> **TASK TO CARRY OUT**
Before you reproduce the entries that follow, strip out any image they contain and keep the rest exact.

> **RECORD EXCERPTS**
****************

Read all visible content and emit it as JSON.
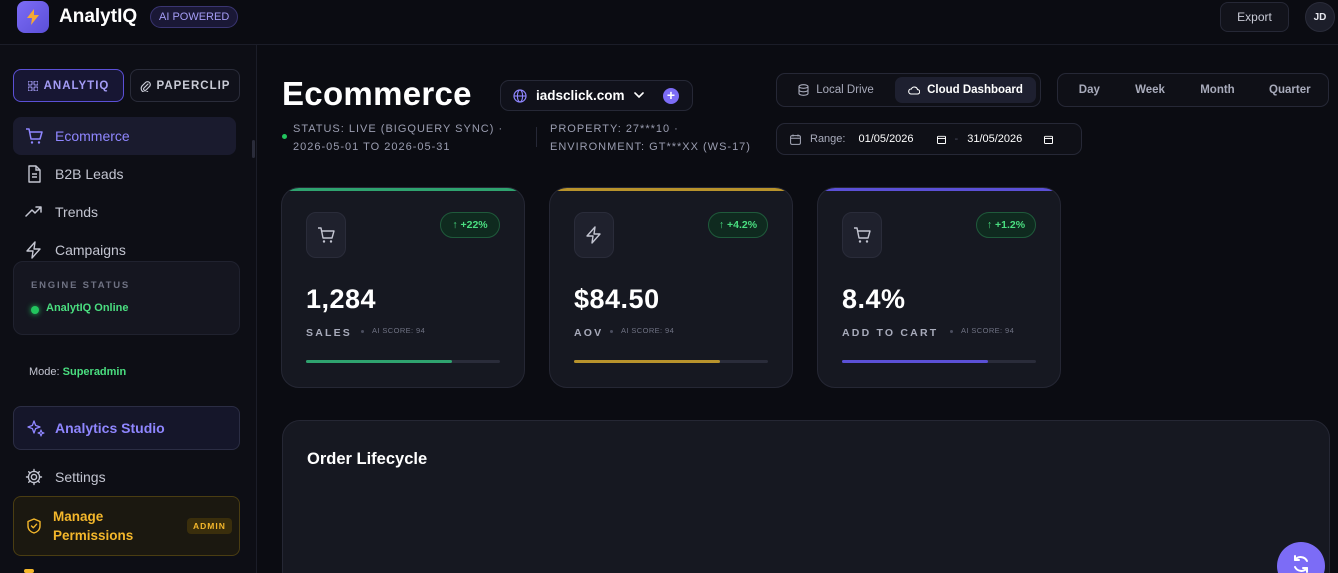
{
  "app": {
    "title": "AnalytIQ",
    "badge": "AI POWERED"
  },
  "header": {
    "export_label": "Export",
    "avatar_initials": "JD"
  },
  "sidebar": {
    "tabs": [
      {
        "label": "ANALYTIQ",
        "icon": "grid-icon",
        "active": true
      },
      {
        "label": "PAPERCLIP",
        "icon": "paperclip-icon",
        "active": false
      }
    ],
    "items": [
      {
        "label": "Ecommerce",
        "icon": "cart-icon",
        "active": true
      },
      {
        "label": "B2B Leads",
        "icon": "document-icon",
        "active": false
      },
      {
        "label": "Trends",
        "icon": "trending-up-icon",
        "active": false
      },
      {
        "label": "Campaigns",
        "icon": "bolt-icon",
        "active": false
      }
    ],
    "engine": {
      "label": "ENGINE STATUS",
      "status": "AnalytIQ Online"
    },
    "mode": {
      "label": "Mode:",
      "value": "Superadmin"
    },
    "studio_label": "Analytics Studio",
    "settings_label": "Settings",
    "manage": {
      "label": "Manage Permissions",
      "badge": "ADMIN"
    }
  },
  "main": {
    "title": "Ecommerce",
    "domain": "iadsclick.com",
    "status_line1": "STATUS: LIVE (BIGQUERY SYNC) ·",
    "status_line2": "2026-05-01 TO 2026-05-31",
    "property_line1": "PROPERTY: 27***10 ·",
    "property_line2": "ENVIRONMENT: GT***XX (WS-17)",
    "source_toggle": [
      {
        "label": "Local Drive",
        "icon": "database-icon",
        "active": false
      },
      {
        "label": "Cloud Dashboard",
        "icon": "cloud-icon",
        "active": true
      }
    ],
    "periods": [
      "Day",
      "Week",
      "Month",
      "Quarter"
    ],
    "range": {
      "label": "Range:",
      "from": "01/05/2026",
      "separator": "-",
      "to": "31/05/2026"
    }
  },
  "kpis": [
    {
      "value": "1,284",
      "label": "SALES",
      "delta": "↑ +22%",
      "score": "AI SCORE: 94",
      "icon": "cart-icon",
      "accent": "#2fa36f",
      "progress": 0.75
    },
    {
      "value": "$84.50",
      "label": "AOV",
      "delta": "↑ +4.2%",
      "score": "AI SCORE: 94",
      "icon": "bolt-icon",
      "accent": "#b8932c",
      "progress": 0.75
    },
    {
      "value": "8.4%",
      "label": "ADD TO CART",
      "delta": "↑ +1.2%",
      "score": "AI SCORE: 94",
      "icon": "cart-icon",
      "accent": "#5b50d6",
      "progress": 0.75
    }
  ],
  "lifecycle": {
    "title": "Order Lifecycle"
  },
  "colors": {
    "accent": "#7c6cf6",
    "success": "#4ade80",
    "warning": "#f4b72b",
    "background": "#0b0c12"
  }
}
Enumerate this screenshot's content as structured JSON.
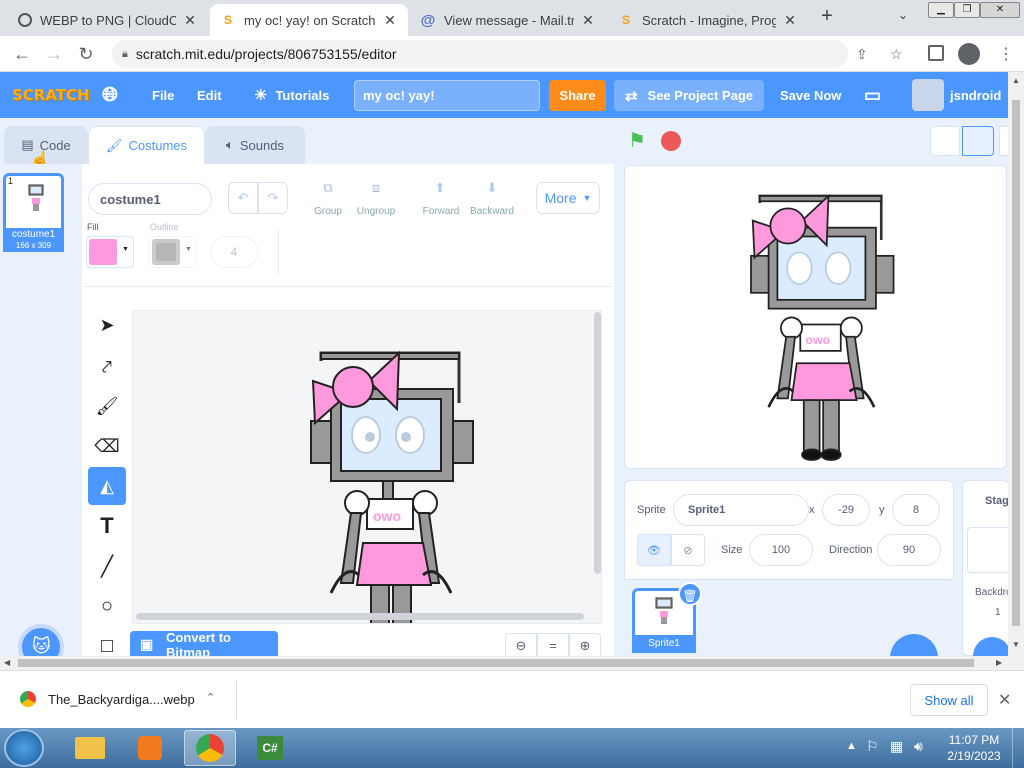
{
  "browser": {
    "tabs": [
      {
        "title": "WEBP to PNG | CloudCon",
        "icon": "cloudconvert-icon",
        "active": false
      },
      {
        "title": "my oc! yay! on Scratch",
        "icon": "scratch-icon",
        "active": true
      },
      {
        "title": "View message - Mail.tm",
        "icon": "mail-icon",
        "active": false
      },
      {
        "title": "Scratch - Imagine, Progra",
        "icon": "scratch-icon",
        "active": false
      }
    ],
    "new_tab": "+",
    "url": "scratch.mit.edu/projects/806753155/editor"
  },
  "menubar": {
    "logo": "SCRATCH",
    "file": "File",
    "edit": "Edit",
    "tutorials": "Tutorials",
    "project_title": "my oc! yay!",
    "share": "Share",
    "see_project": "See Project Page",
    "save_now": "Save Now",
    "username": "jsndroid"
  },
  "editor_tabs": {
    "code": "Code",
    "costumes": "Costumes",
    "sounds": "Sounds"
  },
  "costume_list": [
    {
      "index": "1",
      "name": "costume1",
      "size": "166 x 309"
    }
  ],
  "paint_editor": {
    "costume_name": "costume1",
    "group": "Group",
    "ungroup": "Ungroup",
    "forward": "Forward",
    "backward": "Backward",
    "more": "More",
    "fill_label": "Fill",
    "outline_label": "Outline",
    "outline_width": "4",
    "fill_color": "#ff99dd",
    "convert_button": "Convert to Bitmap",
    "zoom_reset": "="
  },
  "sprite_info": {
    "sprite_label": "Sprite",
    "sprite_name": "Sprite1",
    "x_label": "x",
    "x_value": "-29",
    "y_label": "y",
    "y_value": "8",
    "show_label": "Show",
    "size_label": "Size",
    "size_value": "100",
    "direction_label": "Direction",
    "direction_value": "90"
  },
  "sprites": [
    {
      "name": "Sprite1"
    }
  ],
  "stage_pane": {
    "label": "Stage",
    "backdrops_label": "Backdro",
    "backdrops_count": "1"
  },
  "download": {
    "filename": "The_Backyardiga....webp",
    "show_all": "Show all"
  },
  "taskbar": {
    "time": "11:07 PM",
    "date": "2/19/2023"
  },
  "colors": {
    "scratch_blue": "#4c97ff",
    "share_orange": "#ff8c1a",
    "costume_pink": "#ff99dd"
  }
}
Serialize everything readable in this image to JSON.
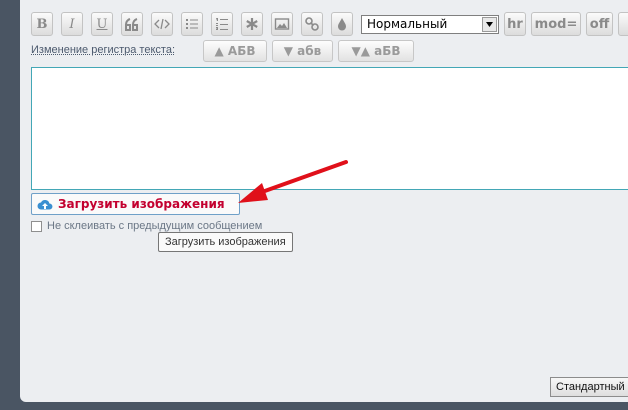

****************

> **RESPONSE**
Read all visible content and emit it as JSON.
{
  "app": {
    "title": "AnalytIQ",
    "badge": "AI POWERED"
  },
  "header": {
    "export_label": "Export",
    "avatar_initials": "JD"
  },
  "sidebar": {
    "tabs": [
      {
        "label": "ANALYTIQ",
        "icon": "grid-icon",
        "active": true
      },
      {
        "label": "PAPERCLIP",
        "icon": "paperclip-icon",
        "active": false
      }
    ],
    "items": [
      {
        "label": "Ecommerce",
        "icon": "cart-icon",
        "active": true
      },
      {
        "label": "B2B Leads",
        "icon": "document-icon",
        "active": false
      },
      {
        "label": "Trends",
        "icon": "trending-up-icon",
        "active": false
      },
      {
        "label": "Campaigns",
        "icon": "bolt-icon",
        "active": false
      }
    ],
    "engine": {
      "label": "ENGINE STATUS",
      "status": "AnalytIQ Online"
    },
    "mode": {
      "label": "Mode:",
      "value": "Superadmin"
    },
    "studio_label": "Analytics Studio",
    "settings_label": "Settings",
    "manage": {
      "label": "Manage Permissions",
      "badge": "ADMIN"
    }
  },
  "main": {
    "title": "Ecommerce",
    "domain": "iadsclick.com",
    "status_line1": "STATUS: LIVE (BIGQUERY SYNC) ·",
    "status_line2": "2026-05-01 TO 2026-05-31",
    "property_line1": "PROPERTY: 27***10 ·",
    "property_line2": "ENVIRONMENT: GT***XX (WS-17)",
    "source_toggle": [
      {
        "label": "Local Drive",
        "icon": "database-icon",
        "active": false
      },
      {
        "label": "Cloud Dashboard",
        "icon": "cloud-icon",
        "active": true
      }
    ],
    "periods": [
      "Day",
      "Week",
      "Month",
      "Quarter"
    ],
    "range": {
      "label": "Range:",
      "from": "01/05/2026",
      "separator": "-",
      "to": "31/05/2026"
    }
  },
  "kpis": [
    {
      "value": "1,284",
      "label": "SALES",
      "delta": "↑ +22%",
      "score": "AI SCORE: 94",
      "icon": "cart-icon",
      "accent": "#2fa36f",
      "progress": 0.75
    },
    {
      "value": "$84.50",
      "label": "AOV",
      "delta": "↑ +4.2%",
      "score": "AI SCORE: 94",
      "icon": "bolt-icon",
      "accent": "#b8932c",
      "progress": 0.75
    },
    {
      "value": "8.4%",
      "label": "ADD TO CART",
      "delta": "↑ +1.2%",
      "score": "AI SCORE: 94",
      "icon": "cart-icon",
      "accent": "#5b50d6",
      "progress": 0.75
    }
  ],
  "lifecycle": {
    "title": "Order Lifecycle"
  },
  "colors": {
    "accent": "#7c6cf6",
    "success": "#4ade80",
    "warning": "#f4b72b",
    "background": "#0b0c12"
  }
}
Enumerate this screenshot's content as structured JSON.
{
  "browser": {
    "tabs": [
      {
        "title": "WEBP to PNG | CloudCon",
        "icon": "cloudconvert-icon",
        "active": false
      },
      {
        "title": "my oc! yay! on Scratch",
        "icon": "scratch-icon",
        "active": true
      },
      {
        "title": "View message - Mail.tm",
        "icon": "mail-icon",
        "active": false
      },
      {
        "title": "Scratch - Imagine, Progra",
        "icon": "scratch-icon",
        "active": false
      }
    ],
    "new_tab": "+",
    "url": "scratch.mit.edu/projects/806753155/editor"
  },
  "menubar": {
    "logo": "SCRATCH",
    "file": "File",
    "edit": "Edit",
    "tutorials": "Tutorials",
    "project_title": "my oc! yay!",
    "share": "Share",
    "see_project": "See Project Page",
    "save_now": "Save Now",
    "username": "jsndroid"
  },
  "editor_tabs": {
    "code": "Code",
    "costumes": "Costumes",
    "sounds": "Sounds"
  },
  "costume_list": [
    {
      "index": "1",
      "name": "costume1",
      "size": "166 x 309"
    }
  ],
  "paint_editor": {
    "costume_name": "costume1",
    "group": "Group",
    "ungroup": "Ungroup",
    "forward": "Forward",
    "backward": "Backward",
    "more": "More",
    "fill_label": "Fill",
    "outline_label": "Outline",
    "outline_width": "4",
    "fill_color": "#ff99dd",
    "convert_button": "Convert to Bitmap",
    "zoom_reset": "="
  },
  "sprite_info": {
    "sprite_label": "Sprite",
    "sprite_name": "Sprite1",
    "x_label": "x",
    "x_value": "-29",
    "y_label": "y",
    "y_value": "8",
    "show_label": "Show",
    "size_label": "Size",
    "size_value": "100",
    "direction_label": "Direction",
    "direction_value": "90"
  },
  "sprites": [
    {
      "name": "Sprite1"
    }
  ],
  "stage_pane": {
    "label": "Stage",
    "backdrops_label": "Backdro",
    "backdrops_count": "1"
  },
  "download": {
    "filename": "The_Backyardiga....webp",
    "show_all": "Show all"
  },
  "taskbar": {
    "time": "11:07 PM",
    "date": "2/19/2023"
  },
  "colors": {
    "scratch_blue": "#4c97ff",
    "share_orange": "#ff8c1a",
    "costume_pink": "#ff99dd"
  }
}
Serialize everything readable in this image to JSON.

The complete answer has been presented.